## The task
Word for word, print the entries that follow.
** Opening Records block **
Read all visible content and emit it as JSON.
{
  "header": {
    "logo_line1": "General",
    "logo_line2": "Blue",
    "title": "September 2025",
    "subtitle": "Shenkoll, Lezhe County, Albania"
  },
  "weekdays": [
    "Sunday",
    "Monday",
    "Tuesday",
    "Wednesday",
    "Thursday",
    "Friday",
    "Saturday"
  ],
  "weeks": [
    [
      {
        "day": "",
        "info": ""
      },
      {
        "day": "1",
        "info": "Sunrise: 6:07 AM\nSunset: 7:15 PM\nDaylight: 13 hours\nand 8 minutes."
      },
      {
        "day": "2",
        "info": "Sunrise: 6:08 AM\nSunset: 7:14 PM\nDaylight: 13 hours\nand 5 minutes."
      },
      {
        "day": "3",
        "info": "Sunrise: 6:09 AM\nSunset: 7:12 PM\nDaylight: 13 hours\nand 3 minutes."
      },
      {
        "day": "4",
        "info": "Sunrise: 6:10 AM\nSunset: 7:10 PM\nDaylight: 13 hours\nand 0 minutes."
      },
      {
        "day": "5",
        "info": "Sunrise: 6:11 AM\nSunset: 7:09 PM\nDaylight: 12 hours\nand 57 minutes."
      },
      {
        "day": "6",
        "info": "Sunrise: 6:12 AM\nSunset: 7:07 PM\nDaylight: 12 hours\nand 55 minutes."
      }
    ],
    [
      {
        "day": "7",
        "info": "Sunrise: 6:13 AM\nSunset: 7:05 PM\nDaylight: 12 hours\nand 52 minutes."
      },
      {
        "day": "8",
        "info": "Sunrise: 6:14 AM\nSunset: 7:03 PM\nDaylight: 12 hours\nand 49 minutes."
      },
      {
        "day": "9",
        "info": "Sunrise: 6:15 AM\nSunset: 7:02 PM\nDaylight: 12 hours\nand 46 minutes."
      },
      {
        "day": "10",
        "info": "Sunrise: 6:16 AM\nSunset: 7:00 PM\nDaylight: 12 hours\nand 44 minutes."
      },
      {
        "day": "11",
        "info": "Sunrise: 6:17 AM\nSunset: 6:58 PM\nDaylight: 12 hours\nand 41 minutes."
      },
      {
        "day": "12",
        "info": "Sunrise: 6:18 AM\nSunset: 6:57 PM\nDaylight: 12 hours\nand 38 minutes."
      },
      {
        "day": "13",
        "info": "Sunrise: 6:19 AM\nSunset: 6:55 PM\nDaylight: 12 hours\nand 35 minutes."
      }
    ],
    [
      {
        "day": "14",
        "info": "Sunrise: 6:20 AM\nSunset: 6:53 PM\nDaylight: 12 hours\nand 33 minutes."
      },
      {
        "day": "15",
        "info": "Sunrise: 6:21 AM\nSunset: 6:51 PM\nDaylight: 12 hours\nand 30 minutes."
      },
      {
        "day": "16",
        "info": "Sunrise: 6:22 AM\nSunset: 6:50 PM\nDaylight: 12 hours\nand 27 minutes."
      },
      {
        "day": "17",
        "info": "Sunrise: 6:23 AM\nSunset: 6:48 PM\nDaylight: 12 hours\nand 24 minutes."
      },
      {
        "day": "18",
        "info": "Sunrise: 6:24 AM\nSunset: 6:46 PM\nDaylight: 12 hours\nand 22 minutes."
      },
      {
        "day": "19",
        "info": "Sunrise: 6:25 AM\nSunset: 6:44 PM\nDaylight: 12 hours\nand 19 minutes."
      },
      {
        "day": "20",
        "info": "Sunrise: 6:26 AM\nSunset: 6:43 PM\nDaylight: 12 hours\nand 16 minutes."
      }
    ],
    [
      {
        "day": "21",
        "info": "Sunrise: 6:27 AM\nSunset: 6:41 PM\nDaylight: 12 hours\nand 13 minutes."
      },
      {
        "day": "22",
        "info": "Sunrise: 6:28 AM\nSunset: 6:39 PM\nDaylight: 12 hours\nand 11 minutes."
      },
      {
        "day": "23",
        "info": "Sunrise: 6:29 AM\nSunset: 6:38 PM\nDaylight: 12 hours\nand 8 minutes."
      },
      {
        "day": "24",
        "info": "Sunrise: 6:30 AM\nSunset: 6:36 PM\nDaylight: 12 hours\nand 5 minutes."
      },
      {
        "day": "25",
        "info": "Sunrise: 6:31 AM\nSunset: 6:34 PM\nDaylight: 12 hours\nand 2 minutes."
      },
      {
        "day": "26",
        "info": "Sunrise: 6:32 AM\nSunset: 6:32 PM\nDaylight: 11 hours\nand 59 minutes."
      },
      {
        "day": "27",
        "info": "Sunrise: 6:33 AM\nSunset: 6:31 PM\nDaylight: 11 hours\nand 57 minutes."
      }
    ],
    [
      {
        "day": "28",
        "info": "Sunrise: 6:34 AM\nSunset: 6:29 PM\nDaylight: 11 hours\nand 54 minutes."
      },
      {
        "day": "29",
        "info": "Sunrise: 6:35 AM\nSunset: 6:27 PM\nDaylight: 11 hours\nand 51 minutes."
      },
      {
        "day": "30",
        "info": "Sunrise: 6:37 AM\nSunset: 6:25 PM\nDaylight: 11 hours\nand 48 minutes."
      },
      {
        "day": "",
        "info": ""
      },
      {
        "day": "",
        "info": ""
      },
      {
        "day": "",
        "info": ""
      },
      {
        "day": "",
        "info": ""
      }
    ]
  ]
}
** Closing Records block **
## Problem solution
Read all visible content and emit it as JSON.
{
  "header": {
    "logo_line1": "General",
    "logo_line2": "Blue",
    "title": "September 2025",
    "subtitle": "Shenkoll, Lezhe County, Albania"
  },
  "weekdays": [
    "Sunday",
    "Monday",
    "Tuesday",
    "Wednesday",
    "Thursday",
    "Friday",
    "Saturday"
  ],
  "weeks": [
    [
      {
        "day": "",
        "info": ""
      },
      {
        "day": "1",
        "info": "Sunrise: 6:07 AM\nSunset: 7:15 PM\nDaylight: 13 hours\nand 8 minutes."
      },
      {
        "day": "2",
        "info": "Sunrise: 6:08 AM\nSunset: 7:14 PM\nDaylight: 13 hours\nand 5 minutes."
      },
      {
        "day": "3",
        "info": "Sunrise: 6:09 AM\nSunset: 7:12 PM\nDaylight: 13 hours\nand 3 minutes."
      },
      {
        "day": "4",
        "info": "Sunrise: 6:10 AM\nSunset: 7:10 PM\nDaylight: 13 hours\nand 0 minutes."
      },
      {
        "day": "5",
        "info": "Sunrise: 6:11 AM\nSunset: 7:09 PM\nDaylight: 12 hours\nand 57 minutes."
      },
      {
        "day": "6",
        "info": "Sunrise: 6:12 AM\nSunset: 7:07 PM\nDaylight: 12 hours\nand 55 minutes."
      }
    ],
    [
      {
        "day": "7",
        "info": "Sunrise: 6:13 AM\nSunset: 7:05 PM\nDaylight: 12 hours\nand 52 minutes."
      },
      {
        "day": "8",
        "info": "Sunrise: 6:14 AM\nSunset: 7:03 PM\nDaylight: 12 hours\nand 49 minutes."
      },
      {
        "day": "9",
        "info": "Sunrise: 6:15 AM\nSunset: 7:02 PM\nDaylight: 12 hours\nand 46 minutes."
      },
      {
        "day": "10",
        "info": "Sunrise: 6:16 AM\nSunset: 7:00 PM\nDaylight: 12 hours\nand 44 minutes."
      },
      {
        "day": "11",
        "info": "Sunrise: 6:17 AM\nSunset: 6:58 PM\nDaylight: 12 hours\nand 41 minutes."
      },
      {
        "day": "12",
        "info": "Sunrise: 6:18 AM\nSunset: 6:57 PM\nDaylight: 12 hours\nand 38 minutes."
      },
      {
        "day": "13",
        "info": "Sunrise: 6:19 AM\nSunset: 6:55 PM\nDaylight: 12 hours\nand 35 minutes."
      }
    ],
    [
      {
        "day": "14",
        "info": "Sunrise: 6:20 AM\nSunset: 6:53 PM\nDaylight: 12 hours\nand 33 minutes."
      },
      {
        "day": "15",
        "info": "Sunrise: 6:21 AM\nSunset: 6:51 PM\nDaylight: 12 hours\nand 30 minutes."
      },
      {
        "day": "16",
        "info": "Sunrise: 6:22 AM\nSunset: 6:50 PM\nDaylight: 12 hours\nand 27 minutes."
      },
      {
        "day": "17",
        "info": "Sunrise: 6:23 AM\nSunset: 6:48 PM\nDaylight: 12 hours\nand 24 minutes."
      },
      {
        "day": "18",
        "info": "Sunrise: 6:24 AM\nSunset: 6:46 PM\nDaylight: 12 hours\nand 22 minutes."
      },
      {
        "day": "19",
        "info": "Sunrise: 6:25 AM\nSunset: 6:44 PM\nDaylight: 12 hours\nand 19 minutes."
      },
      {
        "day": "20",
        "info": "Sunrise: 6:26 AM\nSunset: 6:43 PM\nDaylight: 12 hours\nand 16 minutes."
      }
    ],
    [
      {
        "day": "21",
        "info": "Sunrise: 6:27 AM\nSunset: 6:41 PM\nDaylight: 12 hours\nand 13 minutes."
      },
      {
        "day": "22",
        "info": "Sunrise: 6:28 AM\nSunset: 6:39 PM\nDaylight: 12 hours\nand 11 minutes."
      },
      {
        "day": "23",
        "info": "Sunrise: 6:29 AM\nSunset: 6:38 PM\nDaylight: 12 hours\nand 8 minutes."
      },
      {
        "day": "24",
        "info": "Sunrise: 6:30 AM\nSunset: 6:36 PM\nDaylight: 12 hours\nand 5 minutes."
      },
      {
        "day": "25",
        "info": "Sunrise: 6:31 AM\nSunset: 6:34 PM\nDaylight: 12 hours\nand 2 minutes."
      },
      {
        "day": "26",
        "info": "Sunrise: 6:32 AM\nSunset: 6:32 PM\nDaylight: 11 hours\nand 59 minutes."
      },
      {
        "day": "27",
        "info": "Sunrise: 6:33 AM\nSunset: 6:31 PM\nDaylight: 11 hours\nand 57 minutes."
      }
    ],
    [
      {
        "day": "28",
        "info": "Sunrise: 6:34 AM\nSunset: 6:29 PM\nDaylight: 11 hours\nand 54 minutes."
      },
      {
        "day": "29",
        "info": "Sunrise: 6:35 AM\nSunset: 6:27 PM\nDaylight: 11 hours\nand 51 minutes."
      },
      {
        "day": "30",
        "info": "Sunrise: 6:37 AM\nSunset: 6:25 PM\nDaylight: 11 hours\nand 48 minutes."
      },
      {
        "day": "",
        "info": ""
      },
      {
        "day": "",
        "info": ""
      },
      {
        "day": "",
        "info": ""
      },
      {
        "day": "",
        "info": ""
      }
    ]
  ]
}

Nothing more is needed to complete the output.